Septima Poinsette Clark We should never cease to give well deserved accolades to our Black Queens. Those women who birthed our lineage, who cooked for our souls, who taught our minds and shaped our character. Sisters, mothers, aunts, grandmothers, nieces, and cousins: women are major key! One woman we would like to highlight is a Civil Rights pioneer who held back nothing and risked her own career for the sake of obtaining equal rights for people of color. By effort and demand: we honor the “Mother of the Movement”, Septima Earthaline Poinsette Clark.

Septima Clark was born on May 3, 1898 in Charleston, South Carolina. Encouraged to pursue education by her mother and slave-born father, Clark saved her money to attend Avery Normal Institute. Upon receiving her teaching certification, Septima Clark was not permitted to work in her hometown of Charleston due to segregation laws preventing African Americans from teaching in the city, so she began teaching on John’s Island in 1916. Clearly, no good deed would go undone and no unfit law would stop the progression of education within the Civil Rights movement. Septima Clark was a rebel with cause.

Septima Poinsette Clark

When Clark moved to Columbia, South Carolina in the 1920s, she joined the local NAACP chapter and immediately became active while still serving as an educator. A major point of acknowledgement, Septima Clark assisted the NAACP and Thurgood Marshall on a 1945 case seeking equal pay for Black educators in comparison to their White counterparts. The team of activists won the case and Clark’s salary increases 3x.

Notably, Clark was also the director of the Highlander’s Folk School Citizenship School program, where she led workshops attended by people such as Rosa Parks in 1955, and taught basic literacy and math making it widespread throughout Black communities where education was scarce. Clark later joined the SCLC as Director of Education & Teaching in 1961. More than 800 Citizenship schools were created under her leadership.

Before her passing, Septima Clark was honored in many ways. She was a recipient of the Living Legacy Award presented by Pres. Jimmy Carter (1979) and the Order of the Palmetto, a South Carolina honor (1987). Clark passed away on December 15, 1987.

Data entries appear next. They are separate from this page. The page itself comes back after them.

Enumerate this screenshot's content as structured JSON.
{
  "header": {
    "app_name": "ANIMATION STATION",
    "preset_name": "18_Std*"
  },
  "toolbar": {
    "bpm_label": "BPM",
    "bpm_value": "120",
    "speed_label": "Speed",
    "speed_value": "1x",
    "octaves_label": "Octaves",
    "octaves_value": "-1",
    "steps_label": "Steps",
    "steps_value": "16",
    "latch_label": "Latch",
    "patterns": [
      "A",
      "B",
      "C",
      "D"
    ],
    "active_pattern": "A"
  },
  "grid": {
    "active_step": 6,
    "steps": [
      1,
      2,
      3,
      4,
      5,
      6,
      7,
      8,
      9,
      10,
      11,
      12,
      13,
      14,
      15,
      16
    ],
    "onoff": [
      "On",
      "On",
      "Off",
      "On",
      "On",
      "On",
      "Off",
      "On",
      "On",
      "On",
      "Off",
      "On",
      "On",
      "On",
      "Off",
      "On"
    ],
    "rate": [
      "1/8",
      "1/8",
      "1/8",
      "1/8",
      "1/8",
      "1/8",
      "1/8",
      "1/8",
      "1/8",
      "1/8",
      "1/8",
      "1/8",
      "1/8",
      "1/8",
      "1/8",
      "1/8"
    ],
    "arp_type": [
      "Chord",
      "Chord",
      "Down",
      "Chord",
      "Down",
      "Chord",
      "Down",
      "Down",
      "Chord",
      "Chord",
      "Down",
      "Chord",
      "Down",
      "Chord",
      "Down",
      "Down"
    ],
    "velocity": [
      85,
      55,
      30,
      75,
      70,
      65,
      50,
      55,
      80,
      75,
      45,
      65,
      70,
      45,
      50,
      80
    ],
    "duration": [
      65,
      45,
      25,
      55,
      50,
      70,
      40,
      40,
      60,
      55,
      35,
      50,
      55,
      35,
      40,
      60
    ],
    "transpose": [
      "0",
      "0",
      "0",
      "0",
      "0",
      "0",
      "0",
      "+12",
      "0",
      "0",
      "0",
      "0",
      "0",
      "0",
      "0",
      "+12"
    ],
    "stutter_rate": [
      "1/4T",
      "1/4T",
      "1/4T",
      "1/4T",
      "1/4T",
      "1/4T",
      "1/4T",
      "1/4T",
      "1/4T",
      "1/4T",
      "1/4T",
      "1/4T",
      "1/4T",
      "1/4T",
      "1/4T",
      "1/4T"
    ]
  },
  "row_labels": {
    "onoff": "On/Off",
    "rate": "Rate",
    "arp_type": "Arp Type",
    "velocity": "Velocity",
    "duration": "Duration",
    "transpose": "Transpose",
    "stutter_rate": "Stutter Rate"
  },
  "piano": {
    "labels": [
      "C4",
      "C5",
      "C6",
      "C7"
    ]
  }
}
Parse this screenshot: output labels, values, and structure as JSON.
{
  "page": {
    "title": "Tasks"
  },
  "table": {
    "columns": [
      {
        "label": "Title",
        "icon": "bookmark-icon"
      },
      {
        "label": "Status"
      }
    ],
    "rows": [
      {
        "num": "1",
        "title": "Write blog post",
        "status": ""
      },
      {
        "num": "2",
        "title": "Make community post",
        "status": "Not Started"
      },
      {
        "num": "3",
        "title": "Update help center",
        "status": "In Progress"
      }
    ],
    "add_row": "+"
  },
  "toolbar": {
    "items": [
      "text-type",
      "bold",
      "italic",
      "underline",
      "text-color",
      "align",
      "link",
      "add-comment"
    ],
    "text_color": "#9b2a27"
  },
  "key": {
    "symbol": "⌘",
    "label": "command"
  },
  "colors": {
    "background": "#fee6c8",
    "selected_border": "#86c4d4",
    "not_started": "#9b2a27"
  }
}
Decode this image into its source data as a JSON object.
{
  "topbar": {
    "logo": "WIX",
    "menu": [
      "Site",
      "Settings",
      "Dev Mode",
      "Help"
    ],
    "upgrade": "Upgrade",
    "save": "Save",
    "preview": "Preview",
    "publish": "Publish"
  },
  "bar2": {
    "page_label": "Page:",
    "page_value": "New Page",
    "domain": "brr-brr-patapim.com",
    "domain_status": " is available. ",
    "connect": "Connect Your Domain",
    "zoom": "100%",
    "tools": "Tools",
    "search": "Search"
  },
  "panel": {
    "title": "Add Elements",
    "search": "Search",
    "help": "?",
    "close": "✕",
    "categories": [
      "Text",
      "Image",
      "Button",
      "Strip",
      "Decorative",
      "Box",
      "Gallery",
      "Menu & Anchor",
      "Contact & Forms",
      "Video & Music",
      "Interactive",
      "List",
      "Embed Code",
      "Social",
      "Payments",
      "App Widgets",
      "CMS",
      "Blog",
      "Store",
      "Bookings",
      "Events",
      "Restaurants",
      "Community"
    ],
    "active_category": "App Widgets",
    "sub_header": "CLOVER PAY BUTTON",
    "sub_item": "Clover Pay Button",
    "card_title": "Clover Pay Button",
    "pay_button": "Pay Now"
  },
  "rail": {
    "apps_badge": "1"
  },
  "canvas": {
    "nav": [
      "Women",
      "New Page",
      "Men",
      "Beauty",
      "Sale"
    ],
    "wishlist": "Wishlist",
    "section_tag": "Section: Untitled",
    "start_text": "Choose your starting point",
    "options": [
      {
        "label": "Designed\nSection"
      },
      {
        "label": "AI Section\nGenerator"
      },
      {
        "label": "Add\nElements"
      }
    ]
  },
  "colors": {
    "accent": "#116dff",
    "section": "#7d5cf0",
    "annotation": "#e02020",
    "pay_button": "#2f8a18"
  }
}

unnamedHey yawl I’m Tyler Marie, or Ty as I’ve come to be called. I am a (West-Side) Chicagoan ‘til Chicago ends. I attended Whitney M. Young Magnet High School here in the city and went on to attend the first Private HBCU, Wilberforce University (OH) where I obtained my B.A. Sociology in 2012. It’s probably pretty clear now that writing is kind of ‘my thing’ but I’m more than okay with that. Other hobbies include eating, playing basketball, modeling and singing. Basically, I spend all my time trying to be as fly of a Black Girl as I can be. Connect with me via: Twitter/Instagram- @_Mighty5| Tumblr- iamjusttyler.tumblr.com